What’s All the Buzz About?

COPIASURO bees 3In 2013, EcoLogic partnered with Heifer International to bring beekeeping to 100 families in the communities we serve in Ixcán, Guatemala.

As a result of this initiative, EcoLogic formed linkages with the Integral Production Beekeepers’ Cooperative of the Southwest in Guatemala (COPIASURO is its Spanish acronym), an award-winning cooperative of fair trade honey producers. This March, EcoLogic’s Guatemalan technical staff was invited to learn more about COPIASURO and to discuss the possibility of partnering with the organization. A partnership would allow COPIASURO’s international resources and market opportunities to support the communities we work with in Ixcán. Dave Kramer, EcoLogic’s Senior Manager for Impact, Learning, and Innovation, joined the field staff in Guatemala for the meeting.

Antonio Gilberto Paz de los Santos, one of COPIASURO's apiculture technicians, shows bees from inside one of the hives.

Antonio Gilberto Paz de los Santos, one of COPIASURO’s apiculture technicians, shows bees from inside one of the hives.

Donning bee suits, Dave and the Guatemala team visited the demonstration hives and toured the processing facility, where they learned about COPISURO’s surprisingly sophisticated processing operation, which produces high-grade honey. The level of humidity, temperature, and ventilation are very important to the health of the hive. If humidity goes over a certain percent, the honey will spoil, lose its nutritious qualities, and not last in storage.

Our team also learned that a queen bee costs about $100 USD—a lot of money for a rural Guatemalan farmer who lives on only about $4 a day! This bee “mega mom” must have the right temperament and the proper genes to ensure that the beekeeping operation is successful.

COPIASURO also works with Cooperativas Sin Fronteras (Cooperatives Without Borders), an organization that helps to develop, strengthen, and integrate agricultural entrepreneurship around the world based on organic agriculture, fair trade, and quality. COPIASURO exports solely to the European Union, which has strict controls on genetically-modified organisms (GMOs). Since bees fly to up to five miles away from the hive to gather pollen, all of the Cooperative’s honey is tested in Germany to ensure that no GMOs exist in the pollen.
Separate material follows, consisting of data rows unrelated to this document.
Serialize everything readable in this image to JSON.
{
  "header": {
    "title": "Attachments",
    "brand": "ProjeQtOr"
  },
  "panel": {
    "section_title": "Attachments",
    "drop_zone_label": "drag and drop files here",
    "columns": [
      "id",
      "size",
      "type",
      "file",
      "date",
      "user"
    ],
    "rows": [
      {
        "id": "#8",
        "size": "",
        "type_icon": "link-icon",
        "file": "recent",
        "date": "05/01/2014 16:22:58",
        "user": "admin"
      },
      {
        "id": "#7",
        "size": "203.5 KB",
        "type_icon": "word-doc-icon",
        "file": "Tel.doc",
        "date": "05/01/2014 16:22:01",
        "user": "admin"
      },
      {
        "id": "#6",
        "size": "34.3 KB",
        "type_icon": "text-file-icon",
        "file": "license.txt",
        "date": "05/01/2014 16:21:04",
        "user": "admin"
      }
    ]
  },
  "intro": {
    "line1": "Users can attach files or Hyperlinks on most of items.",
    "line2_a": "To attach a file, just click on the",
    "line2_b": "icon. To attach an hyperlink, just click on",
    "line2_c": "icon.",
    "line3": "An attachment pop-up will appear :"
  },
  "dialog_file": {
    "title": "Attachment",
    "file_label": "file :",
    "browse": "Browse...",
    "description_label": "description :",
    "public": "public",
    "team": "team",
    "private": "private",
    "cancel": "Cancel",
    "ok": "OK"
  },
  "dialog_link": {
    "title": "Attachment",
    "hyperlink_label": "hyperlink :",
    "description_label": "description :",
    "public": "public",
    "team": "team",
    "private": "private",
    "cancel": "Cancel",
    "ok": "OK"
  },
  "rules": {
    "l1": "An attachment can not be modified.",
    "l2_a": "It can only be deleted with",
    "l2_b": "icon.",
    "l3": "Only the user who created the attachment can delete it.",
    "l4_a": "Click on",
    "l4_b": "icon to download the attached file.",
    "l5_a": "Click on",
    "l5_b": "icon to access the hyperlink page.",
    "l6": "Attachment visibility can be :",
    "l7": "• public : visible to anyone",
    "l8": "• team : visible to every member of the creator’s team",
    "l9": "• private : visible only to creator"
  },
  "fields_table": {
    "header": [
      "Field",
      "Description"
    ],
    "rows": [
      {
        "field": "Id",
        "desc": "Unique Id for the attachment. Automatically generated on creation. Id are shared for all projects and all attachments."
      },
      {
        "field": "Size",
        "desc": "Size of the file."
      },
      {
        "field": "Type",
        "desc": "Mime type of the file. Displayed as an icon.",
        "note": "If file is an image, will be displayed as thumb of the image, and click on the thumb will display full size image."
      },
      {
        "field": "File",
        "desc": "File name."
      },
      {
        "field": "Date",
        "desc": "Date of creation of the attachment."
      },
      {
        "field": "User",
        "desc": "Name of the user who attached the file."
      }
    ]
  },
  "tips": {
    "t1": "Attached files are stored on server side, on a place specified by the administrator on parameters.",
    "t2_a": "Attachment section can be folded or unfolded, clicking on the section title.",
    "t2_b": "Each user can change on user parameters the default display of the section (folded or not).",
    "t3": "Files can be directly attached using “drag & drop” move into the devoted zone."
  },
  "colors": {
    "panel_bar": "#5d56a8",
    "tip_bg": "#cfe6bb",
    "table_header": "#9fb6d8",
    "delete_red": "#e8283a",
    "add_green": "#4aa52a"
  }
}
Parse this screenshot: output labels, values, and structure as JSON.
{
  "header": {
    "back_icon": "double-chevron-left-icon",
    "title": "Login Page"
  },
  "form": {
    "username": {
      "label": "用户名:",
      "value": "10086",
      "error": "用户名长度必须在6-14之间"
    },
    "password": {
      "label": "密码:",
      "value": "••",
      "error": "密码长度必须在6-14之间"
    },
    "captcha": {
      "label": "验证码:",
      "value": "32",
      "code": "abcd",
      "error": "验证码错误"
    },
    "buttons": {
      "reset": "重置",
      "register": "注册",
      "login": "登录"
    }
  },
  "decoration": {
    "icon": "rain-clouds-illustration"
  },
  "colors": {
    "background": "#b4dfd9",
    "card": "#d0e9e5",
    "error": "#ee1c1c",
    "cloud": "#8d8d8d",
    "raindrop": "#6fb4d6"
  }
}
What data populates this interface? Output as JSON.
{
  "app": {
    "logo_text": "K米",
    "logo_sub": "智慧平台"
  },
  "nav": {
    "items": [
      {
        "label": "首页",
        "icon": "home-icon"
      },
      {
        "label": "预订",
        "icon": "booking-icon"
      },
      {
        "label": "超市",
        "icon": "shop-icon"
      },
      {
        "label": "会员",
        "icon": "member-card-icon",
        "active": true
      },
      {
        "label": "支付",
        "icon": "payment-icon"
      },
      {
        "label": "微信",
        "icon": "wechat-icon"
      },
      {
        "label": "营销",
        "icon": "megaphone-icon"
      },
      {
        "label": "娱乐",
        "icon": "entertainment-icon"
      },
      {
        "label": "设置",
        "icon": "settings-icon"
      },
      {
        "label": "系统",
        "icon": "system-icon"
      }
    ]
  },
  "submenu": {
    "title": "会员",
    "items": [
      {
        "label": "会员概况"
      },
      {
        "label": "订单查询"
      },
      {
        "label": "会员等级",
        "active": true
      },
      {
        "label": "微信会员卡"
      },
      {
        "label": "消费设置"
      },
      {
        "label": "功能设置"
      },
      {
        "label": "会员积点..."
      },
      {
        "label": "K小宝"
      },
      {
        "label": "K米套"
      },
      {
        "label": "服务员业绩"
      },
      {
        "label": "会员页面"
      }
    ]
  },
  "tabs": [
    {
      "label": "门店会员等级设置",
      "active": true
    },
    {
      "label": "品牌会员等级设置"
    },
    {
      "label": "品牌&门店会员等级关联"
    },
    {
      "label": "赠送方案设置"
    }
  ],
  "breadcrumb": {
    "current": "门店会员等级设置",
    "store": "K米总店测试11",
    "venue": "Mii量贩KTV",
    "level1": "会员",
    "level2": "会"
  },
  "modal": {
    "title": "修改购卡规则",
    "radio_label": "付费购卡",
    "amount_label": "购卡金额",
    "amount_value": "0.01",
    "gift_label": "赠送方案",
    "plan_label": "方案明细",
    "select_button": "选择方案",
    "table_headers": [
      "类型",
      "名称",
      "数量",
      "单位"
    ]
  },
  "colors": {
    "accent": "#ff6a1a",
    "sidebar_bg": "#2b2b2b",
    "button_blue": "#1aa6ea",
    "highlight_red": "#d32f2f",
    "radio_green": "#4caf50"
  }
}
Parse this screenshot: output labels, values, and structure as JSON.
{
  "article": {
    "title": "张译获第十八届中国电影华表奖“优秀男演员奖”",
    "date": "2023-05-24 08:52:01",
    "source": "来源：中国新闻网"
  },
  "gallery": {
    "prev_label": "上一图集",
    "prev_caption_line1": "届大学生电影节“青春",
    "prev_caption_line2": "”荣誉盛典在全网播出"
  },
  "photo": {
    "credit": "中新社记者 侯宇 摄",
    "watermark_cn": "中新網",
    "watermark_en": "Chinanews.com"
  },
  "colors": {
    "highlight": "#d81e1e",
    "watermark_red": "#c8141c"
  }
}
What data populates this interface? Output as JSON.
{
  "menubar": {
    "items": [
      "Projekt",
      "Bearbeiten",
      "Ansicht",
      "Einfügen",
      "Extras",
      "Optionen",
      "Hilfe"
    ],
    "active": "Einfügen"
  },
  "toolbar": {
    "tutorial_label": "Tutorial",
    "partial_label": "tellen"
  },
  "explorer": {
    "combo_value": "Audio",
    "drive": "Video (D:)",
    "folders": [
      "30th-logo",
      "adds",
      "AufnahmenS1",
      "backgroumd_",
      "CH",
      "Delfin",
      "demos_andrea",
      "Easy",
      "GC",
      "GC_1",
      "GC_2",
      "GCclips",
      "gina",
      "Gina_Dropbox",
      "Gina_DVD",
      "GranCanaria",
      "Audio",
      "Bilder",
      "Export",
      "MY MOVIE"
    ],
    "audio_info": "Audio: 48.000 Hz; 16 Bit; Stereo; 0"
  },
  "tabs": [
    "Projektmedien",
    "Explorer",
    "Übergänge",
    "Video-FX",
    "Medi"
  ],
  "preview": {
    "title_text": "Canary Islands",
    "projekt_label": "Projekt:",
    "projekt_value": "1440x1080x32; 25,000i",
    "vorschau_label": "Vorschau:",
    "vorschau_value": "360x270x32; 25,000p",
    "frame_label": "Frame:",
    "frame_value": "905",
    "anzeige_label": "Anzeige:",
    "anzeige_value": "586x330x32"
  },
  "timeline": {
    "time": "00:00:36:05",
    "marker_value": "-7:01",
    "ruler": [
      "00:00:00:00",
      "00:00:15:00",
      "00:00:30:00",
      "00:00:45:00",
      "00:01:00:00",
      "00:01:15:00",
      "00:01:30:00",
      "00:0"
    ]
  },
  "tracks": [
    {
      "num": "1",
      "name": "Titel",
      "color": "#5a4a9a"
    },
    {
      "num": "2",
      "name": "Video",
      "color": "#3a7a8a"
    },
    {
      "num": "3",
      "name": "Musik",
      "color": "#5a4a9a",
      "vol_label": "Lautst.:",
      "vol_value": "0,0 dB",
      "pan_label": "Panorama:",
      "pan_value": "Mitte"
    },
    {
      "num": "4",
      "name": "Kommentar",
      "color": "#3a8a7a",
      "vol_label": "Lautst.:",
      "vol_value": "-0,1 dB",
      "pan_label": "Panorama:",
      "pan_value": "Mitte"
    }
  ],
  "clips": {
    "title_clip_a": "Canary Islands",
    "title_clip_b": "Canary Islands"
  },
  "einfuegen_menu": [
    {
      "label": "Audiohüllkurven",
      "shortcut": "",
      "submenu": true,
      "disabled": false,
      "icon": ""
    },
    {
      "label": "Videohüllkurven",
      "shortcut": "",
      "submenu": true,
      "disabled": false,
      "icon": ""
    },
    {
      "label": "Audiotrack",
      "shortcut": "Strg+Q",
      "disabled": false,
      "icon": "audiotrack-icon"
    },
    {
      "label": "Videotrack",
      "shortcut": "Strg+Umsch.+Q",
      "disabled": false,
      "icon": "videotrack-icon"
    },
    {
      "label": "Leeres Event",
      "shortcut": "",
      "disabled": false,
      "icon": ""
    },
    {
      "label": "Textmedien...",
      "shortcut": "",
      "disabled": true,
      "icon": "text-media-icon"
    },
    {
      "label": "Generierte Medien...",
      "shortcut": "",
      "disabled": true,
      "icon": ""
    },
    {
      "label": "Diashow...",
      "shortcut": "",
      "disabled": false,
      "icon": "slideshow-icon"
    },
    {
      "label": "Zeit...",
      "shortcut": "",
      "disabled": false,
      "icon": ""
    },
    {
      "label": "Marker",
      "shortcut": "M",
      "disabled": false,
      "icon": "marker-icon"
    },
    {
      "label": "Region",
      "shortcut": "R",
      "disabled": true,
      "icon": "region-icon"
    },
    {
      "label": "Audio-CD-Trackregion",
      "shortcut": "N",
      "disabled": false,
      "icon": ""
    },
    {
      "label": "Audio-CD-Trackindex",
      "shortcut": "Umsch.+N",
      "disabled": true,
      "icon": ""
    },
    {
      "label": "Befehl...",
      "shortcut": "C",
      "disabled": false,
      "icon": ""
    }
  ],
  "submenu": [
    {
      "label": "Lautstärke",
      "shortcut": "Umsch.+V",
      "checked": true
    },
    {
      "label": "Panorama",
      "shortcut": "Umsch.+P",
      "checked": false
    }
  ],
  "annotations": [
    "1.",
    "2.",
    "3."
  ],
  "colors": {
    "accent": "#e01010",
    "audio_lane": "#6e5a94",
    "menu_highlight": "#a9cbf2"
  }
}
COPIASURO now has 300 hives and works with 175 farmers, called “Associates,” who together produce 300 metric tons of honey every year! The company was founded in 1987 with funding of just 300 Guatemalan quetzals—equivalent at the time to only $130. Initial seed capital has both allowed exponential growth and built a bridge between rural Guatemalan farmers and a successful fair trade market.

A few of COPIASURO's hives.

A few of COPIASURO’s hives.

Through conversations with the president of the cooperative, EcoLogic was invited to send 14 individuals from seven communities to a beekeeping school, and we were also offered the opportunity to partner with the cooperative to produce and sell honey.

EcoLogic is now determining the next steps and exploring the possibility of establishing a long-term partnership with COPIASURO. We are buzzing with excitement as we explore the prospect of creating a new market in Ixcán where rural community members can sell their high-grade honey on a competitive, international market to both supplement their income and nutrition.

The departments of Huehuetenango and Quiche are situated in the western highlands of Guatemala and cover nearly all of the Cuchumatanes mountain range as well as the lowland plains. EcoLogic works with local partner, the Northern Border Municipalities Alliance (MFN), a coalition of municipalities along the border with Chiapas, Mexico, which we helped establish. The MFN collaborates with communities to manage and restore degraded areas, demarcate and protect water sources, train forest guards, construct fuel-efficient stoves, and promote the adoption of agroforestry practices, among other activities.

Learn more about our project in Huehuetenango.